Report the count of lines below that include "JSON", without any other text.

● **Exercise material**
· · · · · · ·

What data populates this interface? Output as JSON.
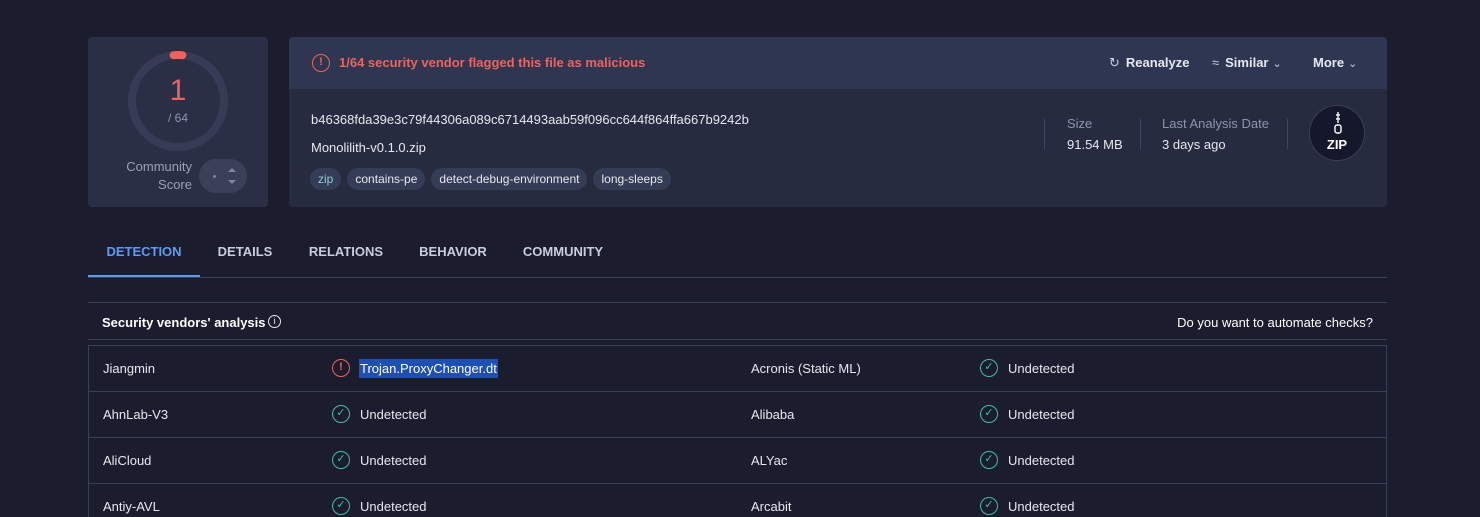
{
  "score": {
    "detections": "1",
    "total": "/ 64",
    "community_label_line1": "Community",
    "community_label_line2": "Score",
    "detection_fraction": 0.0156
  },
  "alert": {
    "icon": "alert-circle-icon",
    "text": "1/64 security vendor flagged this file as malicious",
    "color": "#f0625a"
  },
  "actions": {
    "reanalyze": "Reanalyze",
    "similar": "Similar",
    "more": "More"
  },
  "file": {
    "hash": "b46368fda39e3c79f44306a089c6714493aab59f096cc644f864ffa667b9242b",
    "name": "Monolilith-v0.1.0.zip",
    "tags": [
      "zip",
      "contains-pe",
      "detect-debug-environment",
      "long-sleeps"
    ],
    "size_label": "Size",
    "size_value": "91.54 MB",
    "date_label": "Last Analysis Date",
    "date_value": "3 days ago",
    "type_badge": "ZIP"
  },
  "tabs": [
    {
      "label": "DETECTION",
      "active": true
    },
    {
      "label": "DETAILS",
      "active": false
    },
    {
      "label": "RELATIONS",
      "active": false
    },
    {
      "label": "BEHAVIOR",
      "active": false
    },
    {
      "label": "COMMUNITY",
      "active": false
    }
  ],
  "vendors_panel": {
    "title": "Security vendors' analysis",
    "automate": "Do you want to automate checks?"
  },
  "vendors": [
    [
      {
        "name": "Jiangmin",
        "result": "Trojan.ProxyChanger.dt",
        "malicious": true,
        "selected": true
      },
      {
        "name": "Acronis (Static ML)",
        "result": "Undetected",
        "malicious": false
      }
    ],
    [
      {
        "name": "AhnLab-V3",
        "result": "Undetected",
        "malicious": false
      },
      {
        "name": "Alibaba",
        "result": "Undetected",
        "malicious": false
      }
    ],
    [
      {
        "name": "AliCloud",
        "result": "Undetected",
        "malicious": false
      },
      {
        "name": "ALYac",
        "result": "Undetected",
        "malicious": false
      }
    ],
    [
      {
        "name": "Antiy-AVL",
        "result": "Undetected",
        "malicious": false
      },
      {
        "name": "Arcabit",
        "result": "Undetected",
        "malicious": false
      }
    ]
  ],
  "colors": {
    "malicious": "#f0625a",
    "clean": "#3dbfa2",
    "accent": "#5c9cf5"
  }
}
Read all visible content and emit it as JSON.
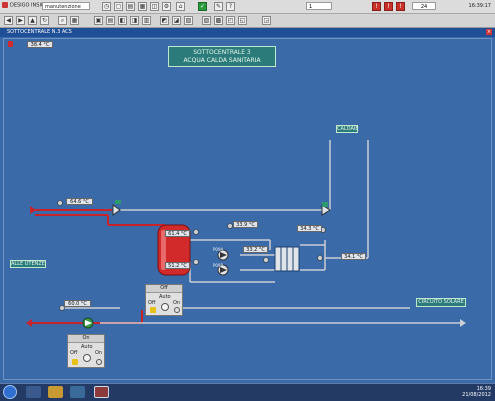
{
  "toolbar": {
    "app_name": "DESIGO INSIGHT",
    "user": "manutenzione",
    "page": "1",
    "alarm": "24",
    "time": "16:39:17"
  },
  "breadcrumb": "SOTTOCENTRALE N.3 ACS",
  "outdoor_temp": "38.4 °C",
  "title": {
    "line1": "SOTTOCENTRALE 3",
    "line2": "ACQUA CALDA SANITARIA"
  },
  "labels": {
    "caldaie": "CALDAIE",
    "utenze": "ALLE UTENZE",
    "solare": "CIRCUITO SOLARE",
    "pump_a": "P09A",
    "pump_b": "P09B"
  },
  "values": {
    "supply_temp": "64.6 °C",
    "tank_top": "61.4 °C",
    "tank_bottom": "51.2 °C",
    "primary_in": "33.9 °C",
    "primary_out": "33.2 °C",
    "hx_a": "34.3 °C",
    "hx_b": "34.1 °C",
    "return_temp": "60.0 °C"
  },
  "panels": {
    "boiler": {
      "state": "Off",
      "mode": "Auto",
      "off": "Off",
      "on": "On"
    },
    "pump": {
      "state": "On",
      "mode": "Auto",
      "off": "Off",
      "on": "On"
    }
  },
  "taskbar": {
    "time": "16:39",
    "date": "21/08/2012"
  },
  "colors": {
    "background": "#3a6aa8",
    "hot_pipe": "#c8232a",
    "cold_pipe": "#c9cdd4",
    "tank": "#d22a2a",
    "label_fill": "#2a7b7a"
  }
}
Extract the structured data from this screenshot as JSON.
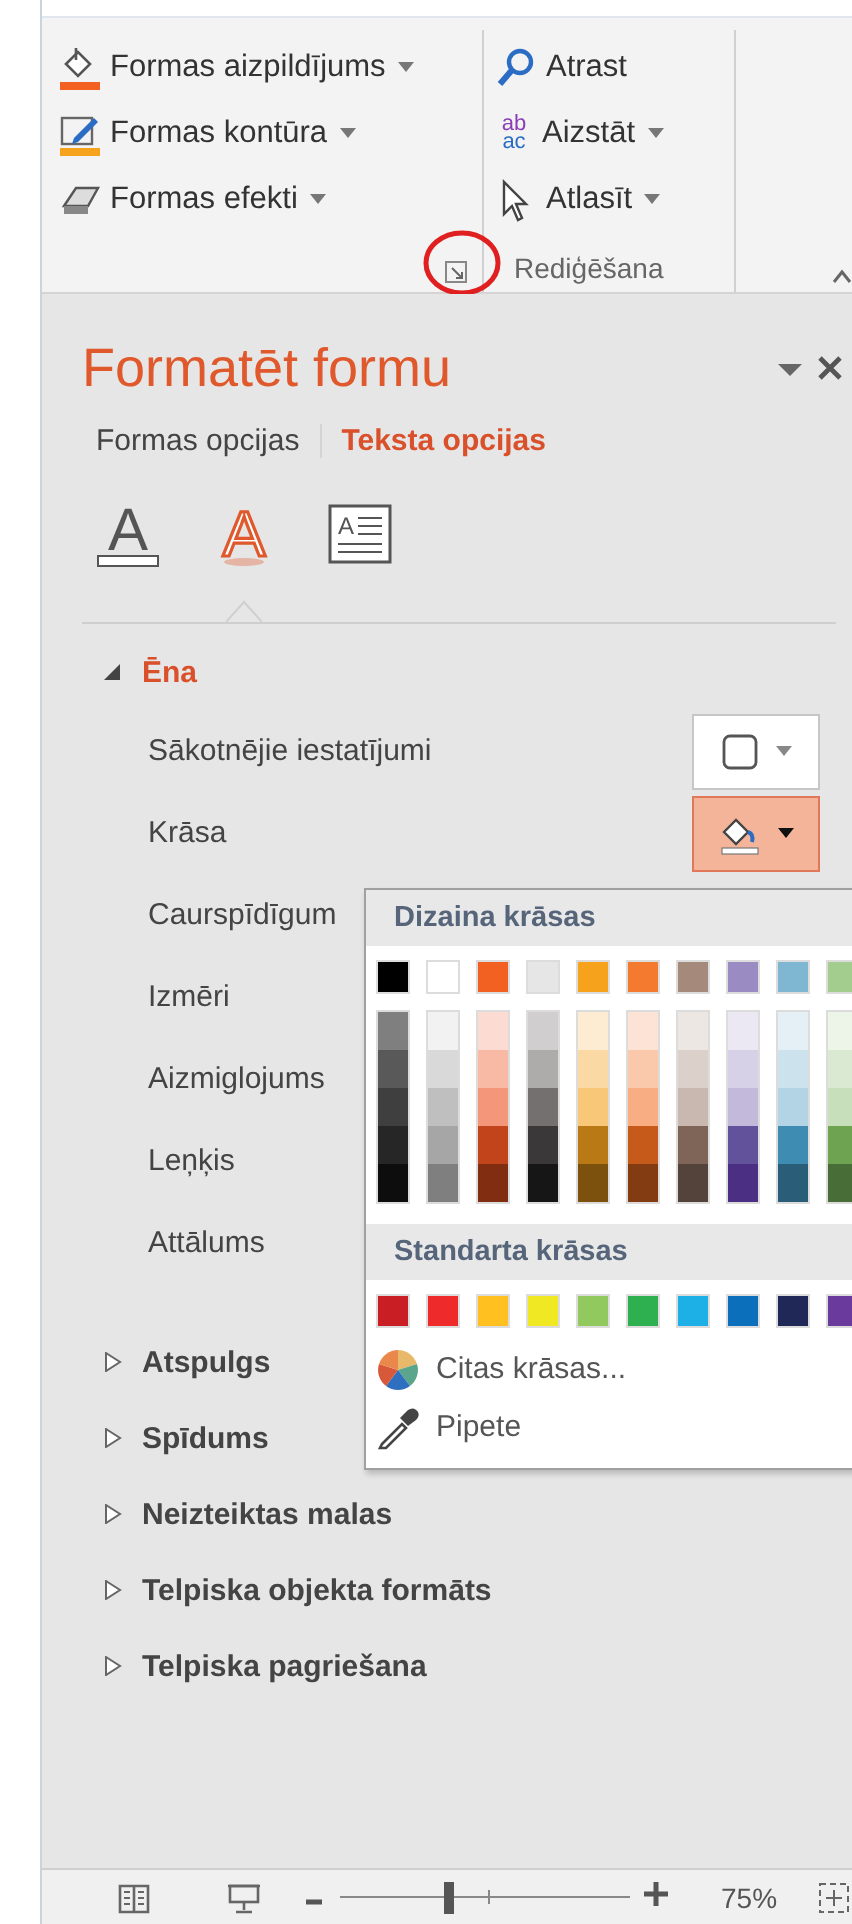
{
  "ribbon": {
    "shape_commands": [
      {
        "label": "Formas aizpildījums",
        "kind": "fill",
        "dropdown": true
      },
      {
        "label": "Formas kontūra",
        "kind": "outline",
        "dropdown": true
      },
      {
        "label": "Formas efekti",
        "kind": "effects",
        "dropdown": true
      }
    ],
    "editing_commands": [
      {
        "label": "Atrast",
        "kind": "find",
        "dropdown": false
      },
      {
        "label": "Aizstāt",
        "kind": "replace",
        "dropdown": true,
        "icon_text": [
          "ab",
          "ac"
        ]
      },
      {
        "label": "Atlasīt",
        "kind": "select",
        "dropdown": true
      }
    ],
    "group_label": "Rediģēšana"
  },
  "pane": {
    "title": "Formatēt formu",
    "tabs": [
      {
        "label": "Formas opcijas",
        "selected": false
      },
      {
        "label": "Teksta opcijas",
        "selected": true
      }
    ],
    "icon_tabs": [
      {
        "kind": "fill",
        "glyph": "A",
        "selected": false
      },
      {
        "kind": "effects",
        "glyph": "A",
        "selected": true
      },
      {
        "kind": "textbox",
        "glyph": "A",
        "selected": false
      }
    ],
    "sections": [
      {
        "label": "Ēna",
        "expanded": true,
        "properties": [
          {
            "label": "Sākotnējie iestatījumi",
            "kind": "preset"
          },
          {
            "label": "Krāsa",
            "kind": "color"
          },
          {
            "label": "Caurspīdīgum",
            "kind": "plain"
          },
          {
            "label": "Izmēri",
            "kind": "plain"
          },
          {
            "label": "Aizmiglojums",
            "kind": "plain"
          },
          {
            "label": "Leņķis",
            "kind": "plain"
          },
          {
            "label": "Attālums",
            "kind": "plain"
          }
        ]
      },
      {
        "label": "Atspulgs",
        "expanded": false
      },
      {
        "label": "Spīdums",
        "expanded": false
      },
      {
        "label": "Neizteiktas malas",
        "expanded": false
      },
      {
        "label": "Telpiska objekta formāts",
        "expanded": false
      },
      {
        "label": "Telpiska pagriešana",
        "expanded": false
      }
    ]
  },
  "color_menu": {
    "theme_heading": "Dizaina krāsas",
    "theme_colors": [
      {
        "color": "#000000",
        "shades": [
          {
            "color": "#7f7f7f"
          },
          {
            "color": "#595959"
          },
          {
            "color": "#3f3f3f"
          },
          {
            "color": "#262626"
          },
          {
            "color": "#0d0d0d"
          }
        ]
      },
      {
        "color": "#ffffff",
        "shades": [
          {
            "color": "#f2f2f2"
          },
          {
            "color": "#d9d9d9"
          },
          {
            "color": "#bfbfbf"
          },
          {
            "color": "#a6a6a6"
          },
          {
            "color": "#7f7f7f"
          }
        ]
      },
      {
        "color": "#f26122",
        "shades": [
          {
            "color": "#fcdcd2"
          },
          {
            "color": "#f8b9a5"
          },
          {
            "color": "#f49679"
          },
          {
            "color": "#c2441a"
          },
          {
            "color": "#812d11"
          }
        ]
      },
      {
        "color": "#e7e6e6",
        "shades": [
          {
            "color": "#d0cece"
          },
          {
            "color": "#aeabab"
          },
          {
            "color": "#757070"
          },
          {
            "color": "#3a3838"
          },
          {
            "color": "#161616"
          }
        ]
      },
      {
        "color": "#f7a21d",
        "shades": [
          {
            "color": "#fdecd2"
          },
          {
            "color": "#fbd9a5"
          },
          {
            "color": "#f9c778"
          },
          {
            "color": "#b97914"
          },
          {
            "color": "#7b510d"
          }
        ]
      },
      {
        "color": "#f37a2f",
        "shades": [
          {
            "color": "#fde3d5"
          },
          {
            "color": "#fac8ab"
          },
          {
            "color": "#f8ae82"
          },
          {
            "color": "#c55a1a"
          },
          {
            "color": "#833c11"
          }
        ]
      },
      {
        "color": "#a5897a",
        "shades": [
          {
            "color": "#ede7e4"
          },
          {
            "color": "#dbd0ca"
          },
          {
            "color": "#c9b8af"
          },
          {
            "color": "#7f6558"
          },
          {
            "color": "#54433a"
          }
        ]
      },
      {
        "color": "#9a8bc3",
        "shades": [
          {
            "color": "#ebe8f3"
          },
          {
            "color": "#d6d1e7"
          },
          {
            "color": "#c2b9db"
          },
          {
            "color": "#62529c"
          },
          {
            "color": "#4b2f83"
          }
        ]
      },
      {
        "color": "#7fb7d3",
        "shades": [
          {
            "color": "#e5f0f6"
          },
          {
            "color": "#cce2ed"
          },
          {
            "color": "#b2d4e4"
          },
          {
            "color": "#3f8cb3"
          },
          {
            "color": "#2a5d77"
          }
        ]
      },
      {
        "color": "#a3cc8f",
        "shades": [
          {
            "color": "#ecf5e8"
          },
          {
            "color": "#dae9d2"
          },
          {
            "color": "#c7e0bb"
          },
          {
            "color": "#6ea352"
          },
          {
            "color": "#496d36"
          }
        ]
      }
    ],
    "standard_heading": "Standarta krāsas",
    "standard_colors": [
      {
        "color": "#c81e24"
      },
      {
        "color": "#ee2a2a"
      },
      {
        "color": "#ffc020"
      },
      {
        "color": "#f0e822"
      },
      {
        "color": "#92c95e"
      },
      {
        "color": "#2eb050"
      },
      {
        "color": "#1cb0e6"
      },
      {
        "color": "#0c6fbc"
      },
      {
        "color": "#202858"
      },
      {
        "color": "#6a3a9c"
      }
    ],
    "actions": [
      {
        "label": "Citas krāsas...",
        "kind": "more"
      },
      {
        "label": "Pipete",
        "kind": "eyedropper"
      }
    ]
  },
  "status_bar": {
    "zoom_slider": {
      "level": 0.37
    },
    "zoom": "75%"
  }
}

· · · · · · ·

● **Solution to the exercise**
3